Fenty's committee posed 32 written questions to the Mental Retardation and Developmental Disabilities Administration in advance of last week's hearing. Agency officials answered 28 of the queries but balked at providing what they said was confidential information about the fatality review panel.
The committee asked the agency for a copy of any final report from the panel since Sept. 30; copies of its recommendations and whether the agency and group home contractors followed them; and the number of times government and public members of the panel attended or missed meetings.
Charlotte Brookins-Hudson, the council's general counsel, said it was unprecedented for a council member to have to file a FOIA request to get information from a D.C. agency. "I've never heard of such a thing," she said and noted that the council has subpoena powers.
In June 2000, the mayor told the council that his then-new administration would share information about group home operations -- and that there would be "no need" for FOIA requests.
"The press has a role to play in this," Williams testified at a council hearing at the time. "Everyone under my guidance is under the instruction that there's no need for a Freedom of Information suit.

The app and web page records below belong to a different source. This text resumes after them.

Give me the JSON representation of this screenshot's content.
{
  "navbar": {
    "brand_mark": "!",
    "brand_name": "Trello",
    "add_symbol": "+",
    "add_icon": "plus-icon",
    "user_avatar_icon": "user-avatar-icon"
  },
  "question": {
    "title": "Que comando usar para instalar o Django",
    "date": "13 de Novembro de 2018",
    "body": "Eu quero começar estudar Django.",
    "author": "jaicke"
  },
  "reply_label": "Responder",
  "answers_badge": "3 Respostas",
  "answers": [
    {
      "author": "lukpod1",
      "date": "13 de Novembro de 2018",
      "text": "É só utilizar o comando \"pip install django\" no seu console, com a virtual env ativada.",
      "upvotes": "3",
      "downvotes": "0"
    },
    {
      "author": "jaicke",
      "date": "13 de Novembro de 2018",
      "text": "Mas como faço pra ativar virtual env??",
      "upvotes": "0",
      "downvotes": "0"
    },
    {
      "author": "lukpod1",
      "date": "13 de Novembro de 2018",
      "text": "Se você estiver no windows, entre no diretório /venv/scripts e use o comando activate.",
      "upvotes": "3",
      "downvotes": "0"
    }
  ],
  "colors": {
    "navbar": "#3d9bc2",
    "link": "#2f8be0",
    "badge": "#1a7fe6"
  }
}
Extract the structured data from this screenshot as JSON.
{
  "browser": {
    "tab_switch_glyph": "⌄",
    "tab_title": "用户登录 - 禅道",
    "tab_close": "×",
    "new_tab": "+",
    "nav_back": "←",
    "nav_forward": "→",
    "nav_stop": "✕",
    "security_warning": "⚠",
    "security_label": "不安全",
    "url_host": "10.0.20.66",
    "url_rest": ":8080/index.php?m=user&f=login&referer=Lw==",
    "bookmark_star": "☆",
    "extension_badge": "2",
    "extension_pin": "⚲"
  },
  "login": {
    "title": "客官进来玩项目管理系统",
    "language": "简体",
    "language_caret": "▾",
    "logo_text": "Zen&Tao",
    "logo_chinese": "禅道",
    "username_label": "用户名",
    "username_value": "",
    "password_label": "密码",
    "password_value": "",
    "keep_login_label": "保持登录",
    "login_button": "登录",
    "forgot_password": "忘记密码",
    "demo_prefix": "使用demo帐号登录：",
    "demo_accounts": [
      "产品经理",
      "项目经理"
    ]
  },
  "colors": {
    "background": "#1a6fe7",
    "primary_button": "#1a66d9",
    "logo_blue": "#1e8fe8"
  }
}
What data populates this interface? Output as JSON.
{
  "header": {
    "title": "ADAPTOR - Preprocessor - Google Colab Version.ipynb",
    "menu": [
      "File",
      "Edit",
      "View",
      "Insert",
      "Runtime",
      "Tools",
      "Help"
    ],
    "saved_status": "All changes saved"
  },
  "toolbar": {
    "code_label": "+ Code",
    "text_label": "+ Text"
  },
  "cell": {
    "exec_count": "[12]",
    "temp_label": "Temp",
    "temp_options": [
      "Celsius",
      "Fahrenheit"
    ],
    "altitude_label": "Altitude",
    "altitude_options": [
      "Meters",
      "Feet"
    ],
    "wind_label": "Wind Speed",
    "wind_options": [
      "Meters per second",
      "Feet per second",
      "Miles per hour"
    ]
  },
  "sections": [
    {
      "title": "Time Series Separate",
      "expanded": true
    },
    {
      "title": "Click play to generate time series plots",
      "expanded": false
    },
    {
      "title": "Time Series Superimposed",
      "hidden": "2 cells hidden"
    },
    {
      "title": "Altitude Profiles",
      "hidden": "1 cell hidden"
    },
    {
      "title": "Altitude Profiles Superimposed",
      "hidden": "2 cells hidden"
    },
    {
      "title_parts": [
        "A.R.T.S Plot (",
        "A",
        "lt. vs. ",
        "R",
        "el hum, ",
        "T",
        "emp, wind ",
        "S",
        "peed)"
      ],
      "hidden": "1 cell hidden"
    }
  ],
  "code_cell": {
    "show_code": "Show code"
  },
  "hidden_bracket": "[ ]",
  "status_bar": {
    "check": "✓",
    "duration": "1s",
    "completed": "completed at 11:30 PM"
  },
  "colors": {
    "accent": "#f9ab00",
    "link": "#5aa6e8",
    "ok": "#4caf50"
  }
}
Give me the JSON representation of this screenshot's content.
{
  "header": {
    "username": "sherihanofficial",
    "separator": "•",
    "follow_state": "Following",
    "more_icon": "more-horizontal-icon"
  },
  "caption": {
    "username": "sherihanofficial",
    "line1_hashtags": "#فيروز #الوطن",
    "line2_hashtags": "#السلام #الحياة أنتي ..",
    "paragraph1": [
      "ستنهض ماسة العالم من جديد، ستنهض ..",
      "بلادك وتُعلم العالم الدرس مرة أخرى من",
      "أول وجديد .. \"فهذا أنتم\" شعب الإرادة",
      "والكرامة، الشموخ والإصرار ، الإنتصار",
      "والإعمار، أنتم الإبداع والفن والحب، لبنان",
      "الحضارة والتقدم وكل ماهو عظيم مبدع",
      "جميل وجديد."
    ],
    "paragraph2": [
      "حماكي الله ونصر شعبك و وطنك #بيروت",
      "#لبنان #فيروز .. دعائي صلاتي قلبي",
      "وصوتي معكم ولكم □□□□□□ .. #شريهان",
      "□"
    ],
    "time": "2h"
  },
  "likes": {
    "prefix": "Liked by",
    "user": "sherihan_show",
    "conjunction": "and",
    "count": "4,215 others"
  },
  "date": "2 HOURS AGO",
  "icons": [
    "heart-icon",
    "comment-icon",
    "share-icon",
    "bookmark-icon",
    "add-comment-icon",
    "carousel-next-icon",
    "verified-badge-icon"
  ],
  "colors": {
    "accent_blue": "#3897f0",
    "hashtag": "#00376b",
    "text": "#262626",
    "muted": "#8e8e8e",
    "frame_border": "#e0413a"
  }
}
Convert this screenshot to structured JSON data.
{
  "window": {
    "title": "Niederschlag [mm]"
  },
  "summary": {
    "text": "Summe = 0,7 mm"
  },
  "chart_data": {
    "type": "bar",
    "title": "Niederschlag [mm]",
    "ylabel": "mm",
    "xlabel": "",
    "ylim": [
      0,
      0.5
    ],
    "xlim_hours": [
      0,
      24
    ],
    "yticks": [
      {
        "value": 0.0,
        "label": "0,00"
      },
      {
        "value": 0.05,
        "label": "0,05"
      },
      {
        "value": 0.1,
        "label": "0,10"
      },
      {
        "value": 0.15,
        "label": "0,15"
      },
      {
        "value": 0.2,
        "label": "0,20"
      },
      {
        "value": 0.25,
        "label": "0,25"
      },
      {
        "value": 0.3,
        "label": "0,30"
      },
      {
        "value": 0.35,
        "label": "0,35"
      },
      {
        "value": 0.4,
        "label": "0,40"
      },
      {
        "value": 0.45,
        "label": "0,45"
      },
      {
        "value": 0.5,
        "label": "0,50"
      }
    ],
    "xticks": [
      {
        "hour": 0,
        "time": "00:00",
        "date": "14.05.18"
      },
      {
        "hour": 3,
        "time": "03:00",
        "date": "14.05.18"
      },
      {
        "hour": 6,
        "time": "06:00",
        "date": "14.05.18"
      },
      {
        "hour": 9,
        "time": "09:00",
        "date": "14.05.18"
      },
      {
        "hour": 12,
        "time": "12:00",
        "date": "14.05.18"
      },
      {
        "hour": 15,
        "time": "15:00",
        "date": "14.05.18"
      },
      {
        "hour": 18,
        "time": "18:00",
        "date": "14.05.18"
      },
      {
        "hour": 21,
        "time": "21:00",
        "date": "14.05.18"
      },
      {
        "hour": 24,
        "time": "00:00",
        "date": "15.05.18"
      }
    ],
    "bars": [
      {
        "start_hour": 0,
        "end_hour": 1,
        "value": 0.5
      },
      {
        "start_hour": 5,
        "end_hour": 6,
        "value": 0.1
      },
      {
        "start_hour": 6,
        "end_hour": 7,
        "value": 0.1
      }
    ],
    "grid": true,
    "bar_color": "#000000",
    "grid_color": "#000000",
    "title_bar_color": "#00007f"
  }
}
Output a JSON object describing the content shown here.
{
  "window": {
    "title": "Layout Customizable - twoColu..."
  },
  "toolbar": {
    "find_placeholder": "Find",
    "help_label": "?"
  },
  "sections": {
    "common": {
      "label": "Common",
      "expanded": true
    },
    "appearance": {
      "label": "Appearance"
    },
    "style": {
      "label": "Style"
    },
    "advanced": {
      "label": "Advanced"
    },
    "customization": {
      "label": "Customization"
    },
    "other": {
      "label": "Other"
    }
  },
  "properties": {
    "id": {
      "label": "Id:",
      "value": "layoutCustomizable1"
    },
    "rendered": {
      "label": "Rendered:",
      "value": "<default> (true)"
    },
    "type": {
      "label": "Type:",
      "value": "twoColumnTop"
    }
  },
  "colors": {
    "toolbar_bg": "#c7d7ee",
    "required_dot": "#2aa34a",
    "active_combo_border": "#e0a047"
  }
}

That information ought to be readily available."
The fatality review committee is chaired by the D.C. medical examiner and by Marsha Thompson, interim administrator of the mental retardation agency. Thompson said at the hearing last week that she wanted to give Fenty the information but was told she could not. She did not return calls seeking the name of the official who barred her from releasing the information.
Patterson said the executive branch is misinterpreting and misusing the FOIA statute to deny access to public information. She and Fenty said they will draft legislation to make the law on releasing materials from the mental retardation fatality review panel the same as legislative amendments Patterson introduced to make records available from the D.C. committee that reviews children's deaths.
Joseph Cammarata, a lawyer who has represented families whose mentally disabled relatives were neglected, abused or died in city-run group homes, accused Williams of doing "a complete about-face" from his position in 2000.
"He's playing hide-and-seek with information that's vital to the health and well-being of the developmentally disabled," Cammarata said. "It's critical that information that goes to the heart of how these group homes are run and what underlies the systemic neglect of these innocent people not be held from public view."
In January, after protracted negotiations to obtain copies of group home death investigations conducted in recent years, The Post filed suit to get the records. The newspaper asked for the reports with the names of the deceased deleted. District officials, citing the federal Health Insurance Portability and Accountability Act and the mayor's order creating the review panel, continued to express concerns about privacy.